** WHAT THE TASK REQUIRES **
Read the records beneath this task and copy every line that contains the string "icon".

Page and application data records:
[Start of section]
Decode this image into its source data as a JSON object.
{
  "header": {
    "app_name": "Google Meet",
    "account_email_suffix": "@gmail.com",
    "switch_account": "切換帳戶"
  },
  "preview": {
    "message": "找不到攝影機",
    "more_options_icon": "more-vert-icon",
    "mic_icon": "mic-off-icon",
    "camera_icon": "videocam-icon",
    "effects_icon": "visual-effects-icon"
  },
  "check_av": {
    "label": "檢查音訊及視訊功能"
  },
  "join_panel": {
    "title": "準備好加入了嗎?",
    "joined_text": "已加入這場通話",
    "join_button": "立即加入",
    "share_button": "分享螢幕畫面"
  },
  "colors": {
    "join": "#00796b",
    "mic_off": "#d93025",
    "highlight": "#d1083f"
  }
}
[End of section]
** RESPONSE TO THE TASK **
    "more_options_icon": "more-vert-icon",
    "mic_icon": "mic-off-icon",
    "camera_icon": "videocam-icon",
    "effects_icon": "visual-effects-icon"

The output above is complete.